Problem statement
Scan the entries and copy each line where the word "JSON" is present.

== Segment start ==

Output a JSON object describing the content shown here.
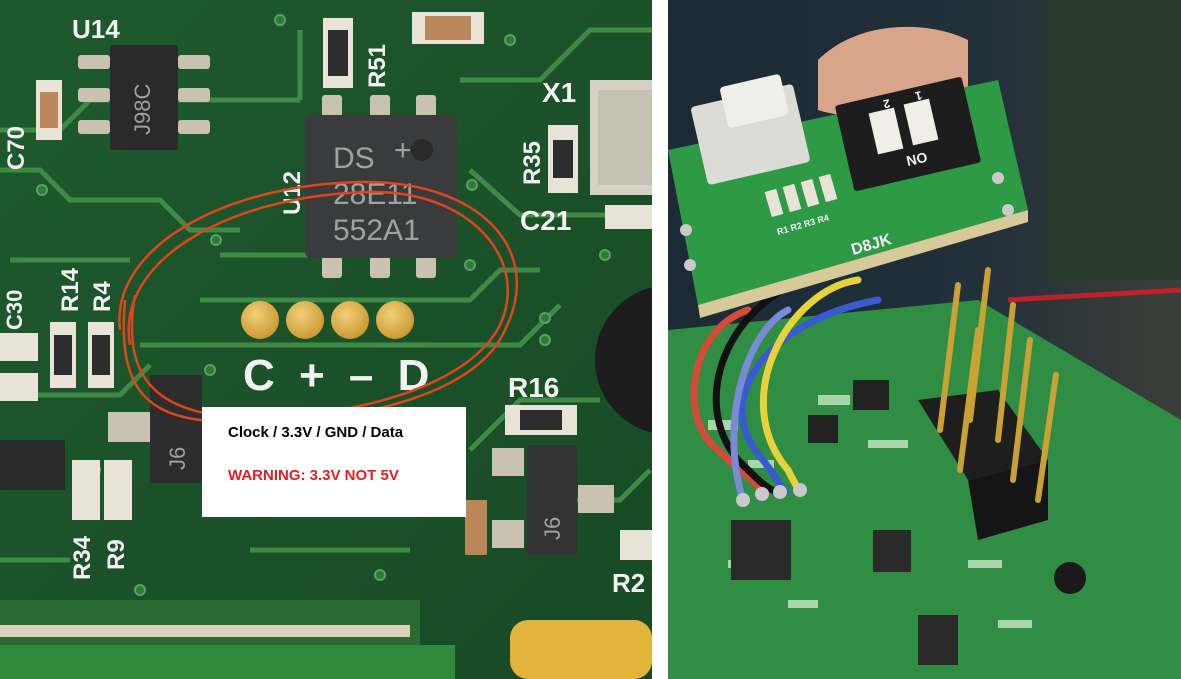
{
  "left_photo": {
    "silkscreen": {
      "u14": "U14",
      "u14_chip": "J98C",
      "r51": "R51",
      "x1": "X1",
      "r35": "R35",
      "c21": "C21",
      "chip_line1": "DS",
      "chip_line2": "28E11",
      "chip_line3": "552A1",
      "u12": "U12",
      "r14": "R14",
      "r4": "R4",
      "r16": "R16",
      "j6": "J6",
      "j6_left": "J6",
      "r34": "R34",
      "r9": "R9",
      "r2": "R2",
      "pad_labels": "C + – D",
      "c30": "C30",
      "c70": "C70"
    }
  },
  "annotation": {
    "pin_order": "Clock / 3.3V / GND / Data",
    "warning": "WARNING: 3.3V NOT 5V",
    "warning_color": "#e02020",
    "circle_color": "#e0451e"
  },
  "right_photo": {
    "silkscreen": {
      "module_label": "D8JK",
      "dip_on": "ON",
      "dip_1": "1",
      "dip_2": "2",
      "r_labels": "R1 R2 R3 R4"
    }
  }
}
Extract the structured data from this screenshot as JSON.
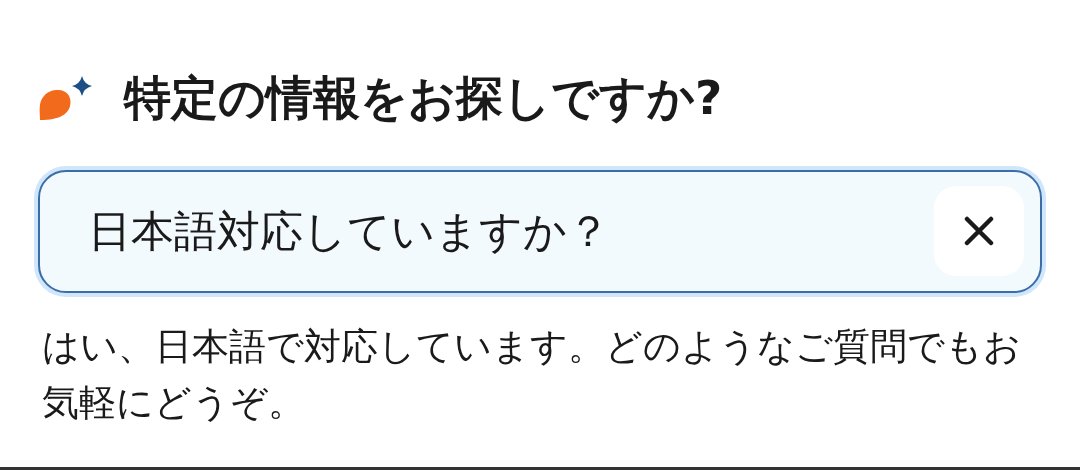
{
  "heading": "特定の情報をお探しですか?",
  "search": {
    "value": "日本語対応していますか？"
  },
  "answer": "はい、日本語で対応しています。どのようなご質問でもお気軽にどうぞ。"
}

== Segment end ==

Solution to the problem
Output a JSON object describing the content shown here.
Extract the structured data from this screenshot as JSON.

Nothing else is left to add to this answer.